What you need to do -
Drop every picture. Return the rest of the entries exactly.

Extracted information -
##############################
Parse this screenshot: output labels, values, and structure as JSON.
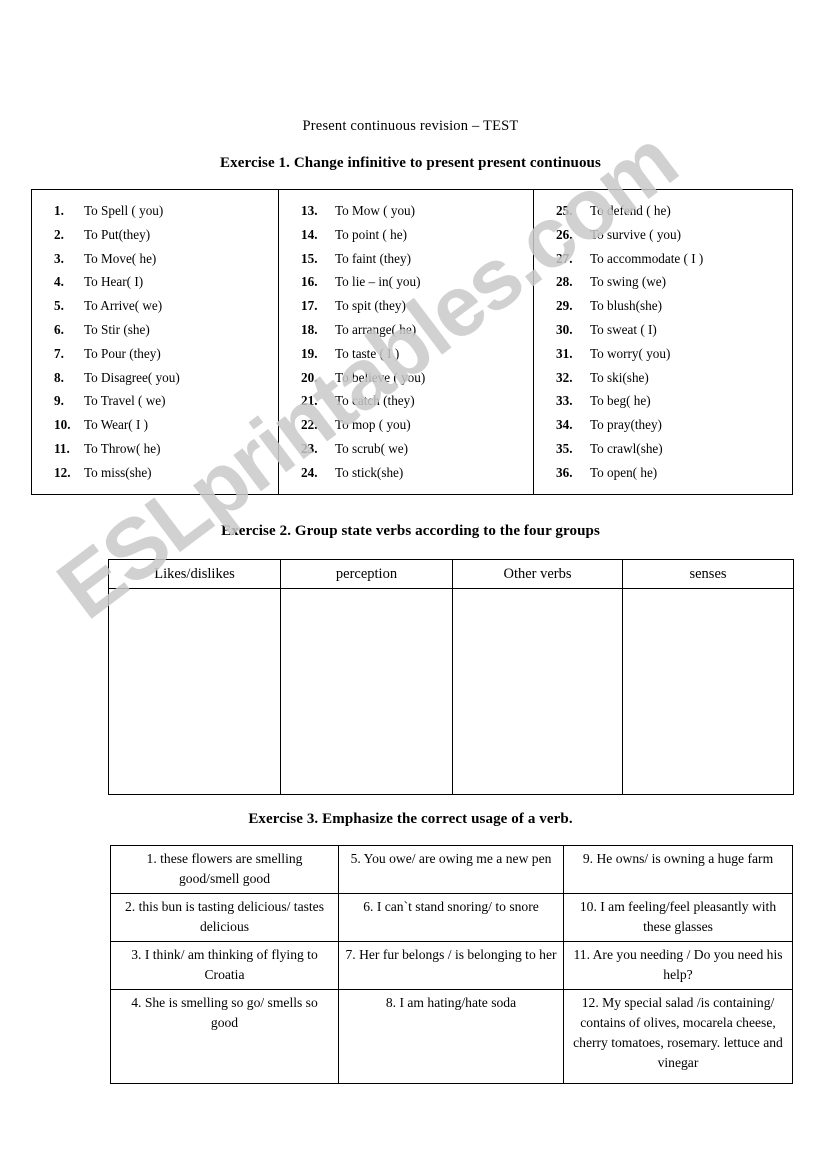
{
  "document": {
    "title": "Present continuous revision – TEST",
    "watermark": "ESLprintables.com"
  },
  "exercise1": {
    "heading": "Exercise 1. Change infinitive to present present continuous",
    "columns": [
      [
        {
          "num": "1.",
          "text": "To Spell ( you)"
        },
        {
          "num": "2.",
          "text": "To Put(they)"
        },
        {
          "num": "3.",
          "text": "To Move( he)"
        },
        {
          "num": "4.",
          "text": "To Hear( I)"
        },
        {
          "num": "5.",
          "text": "To Arrive( we)"
        },
        {
          "num": "6.",
          "text": "To Stir (she)"
        },
        {
          "num": "7.",
          "text": "To Pour (they)"
        },
        {
          "num": "8.",
          "text": "To Disagree( you)"
        },
        {
          "num": "9.",
          "text": "To Travel ( we)"
        },
        {
          "num": "10.",
          "text": "To Wear( I )"
        },
        {
          "num": "11.",
          "text": "To Throw( he)"
        },
        {
          "num": "12.",
          "text": "To miss(she)"
        }
      ],
      [
        {
          "num": "13.",
          "text": "To Mow ( you)"
        },
        {
          "num": "14.",
          "text": "To point ( he)"
        },
        {
          "num": "15.",
          "text": "To faint (they)"
        },
        {
          "num": "16.",
          "text": "To lie – in( you)"
        },
        {
          "num": "17.",
          "text": "To spit (they)"
        },
        {
          "num": "18.",
          "text": "To arrange( he)"
        },
        {
          "num": "19.",
          "text": "To taste ( I )"
        },
        {
          "num": "20.",
          "text": "To believe ( you)"
        },
        {
          "num": "21.",
          "text": "To catch (they)"
        },
        {
          "num": "22.",
          "text": "To mop ( you)"
        },
        {
          "num": "23.",
          "text": "To scrub( we)"
        },
        {
          "num": "24.",
          "text": "To stick(she)"
        }
      ],
      [
        {
          "num": "25.",
          "text": "To defend ( he)"
        },
        {
          "num": "26.",
          "text": "To survive ( you)"
        },
        {
          "num": "27.",
          "text": "To accommodate ( I )"
        },
        {
          "num": "28.",
          "text": "To swing (we)"
        },
        {
          "num": "29.",
          "text": "To blush(she)"
        },
        {
          "num": "30.",
          "text": "To sweat ( I)"
        },
        {
          "num": "31.",
          "text": "To worry( you)"
        },
        {
          "num": "32.",
          "text": "To ski(she)"
        },
        {
          "num": "33.",
          "text": "To beg( he)"
        },
        {
          "num": "34.",
          "text": "To pray(they)"
        },
        {
          "num": "35.",
          "text": "To crawl(she)"
        },
        {
          "num": "36.",
          "text": "To open( he)"
        }
      ]
    ]
  },
  "exercise2": {
    "heading": "Exercise 2. Group state verbs according to the four groups",
    "headers": [
      "Likes/dislikes",
      "perception",
      "Other verbs",
      "senses"
    ],
    "cells": [
      "",
      "",
      "",
      ""
    ]
  },
  "exercise3": {
    "heading": "Exercise 3. Emphasize the correct usage of a verb.",
    "rows": [
      [
        "1. these flowers are smelling good/smell good",
        "5.  You owe/ are owing me a new pen",
        "9. He owns/ is owning a huge farm"
      ],
      [
        "2. this bun is tasting delicious/ tastes delicious",
        "6. I can`t stand snoring/ to snore",
        "10. I  am feeling/feel pleasantly with these glasses"
      ],
      [
        "3. I think/ am thinking of flying to Croatia",
        "7. Her fur belongs / is belonging to her",
        "11. Are you needing / Do you need his help?"
      ],
      [
        "4. She is smelling so go/ smells so good",
        "8. I am hating/hate soda",
        "12. My special salad /is containing/ contains of olives, mocarela cheese, cherry tomatoes, rosemary. lettuce and vinegar"
      ]
    ]
  }
}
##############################
Exercise answer -
Parse this screenshot: output labels, values, and structure as JSON.
{
  "document": {
    "title": "Present continuous revision – TEST",
    "watermark": "ESLprintables.com"
  },
  "exercise1": {
    "heading": "Exercise 1. Change infinitive to present present continuous",
    "columns": [
      [
        {
          "num": "1.",
          "text": "To Spell ( you)"
        },
        {
          "num": "2.",
          "text": "To Put(they)"
        },
        {
          "num": "3.",
          "text": "To Move( he)"
        },
        {
          "num": "4.",
          "text": "To Hear( I)"
        },
        {
          "num": "5.",
          "text": "To Arrive( we)"
        },
        {
          "num": "6.",
          "text": "To Stir (she)"
        },
        {
          "num": "7.",
          "text": "To Pour (they)"
        },
        {
          "num": "8.",
          "text": "To Disagree( you)"
        },
        {
          "num": "9.",
          "text": "To Travel ( we)"
        },
        {
          "num": "10.",
          "text": "To Wear( I )"
        },
        {
          "num": "11.",
          "text": "To Throw( he)"
        },
        {
          "num": "12.",
          "text": "To miss(she)"
        }
      ],
      [
        {
          "num": "13.",
          "text": "To Mow ( you)"
        },
        {
          "num": "14.",
          "text": "To point ( he)"
        },
        {
          "num": "15.",
          "text": "To faint (they)"
        },
        {
          "num": "16.",
          "text": "To lie – in( you)"
        },
        {
          "num": "17.",
          "text": "To spit (they)"
        },
        {
          "num": "18.",
          "text": "To arrange( he)"
        },
        {
          "num": "19.",
          "text": "To taste ( I )"
        },
        {
          "num": "20.",
          "text": "To believe ( you)"
        },
        {
          "num": "21.",
          "text": "To catch (they)"
        },
        {
          "num": "22.",
          "text": "To mop ( you)"
        },
        {
          "num": "23.",
          "text": "To scrub( we)"
        },
        {
          "num": "24.",
          "text": "To stick(she)"
        }
      ],
      [
        {
          "num": "25.",
          "text": "To defend ( he)"
        },
        {
          "num": "26.",
          "text": "To survive ( you)"
        },
        {
          "num": "27.",
          "text": "To accommodate ( I )"
        },
        {
          "num": "28.",
          "text": "To swing (we)"
        },
        {
          "num": "29.",
          "text": "To blush(she)"
        },
        {
          "num": "30.",
          "text": "To sweat ( I)"
        },
        {
          "num": "31.",
          "text": "To worry( you)"
        },
        {
          "num": "32.",
          "text": "To ski(she)"
        },
        {
          "num": "33.",
          "text": "To beg( he)"
        },
        {
          "num": "34.",
          "text": "To pray(they)"
        },
        {
          "num": "35.",
          "text": "To crawl(she)"
        },
        {
          "num": "36.",
          "text": "To open( he)"
        }
      ]
    ]
  },
  "exercise2": {
    "heading": "Exercise 2. Group state verbs according to the four groups",
    "headers": [
      "Likes/dislikes",
      "perception",
      "Other verbs",
      "senses"
    ],
    "cells": [
      "",
      "",
      "",
      ""
    ]
  },
  "exercise3": {
    "heading": "Exercise 3. Emphasize the correct usage of a verb.",
    "rows": [
      [
        "1. these flowers are smelling good/smell good",
        "5.  You owe/ are owing me a new pen",
        "9. He owns/ is owning a huge farm"
      ],
      [
        "2. this bun is tasting delicious/ tastes delicious",
        "6. I can`t stand snoring/ to snore",
        "10. I  am feeling/feel pleasantly with these glasses"
      ],
      [
        "3. I think/ am thinking of flying to Croatia",
        "7. Her fur belongs / is belonging to her",
        "11. Are you needing / Do you need his help?"
      ],
      [
        "4. She is smelling so go/ smells so good",
        "8. I am hating/hate soda",
        "12. My special salad /is containing/ contains of olives, mocarela cheese, cherry tomatoes, rosemary. lettuce and vinegar"
      ]
    ]
  }
}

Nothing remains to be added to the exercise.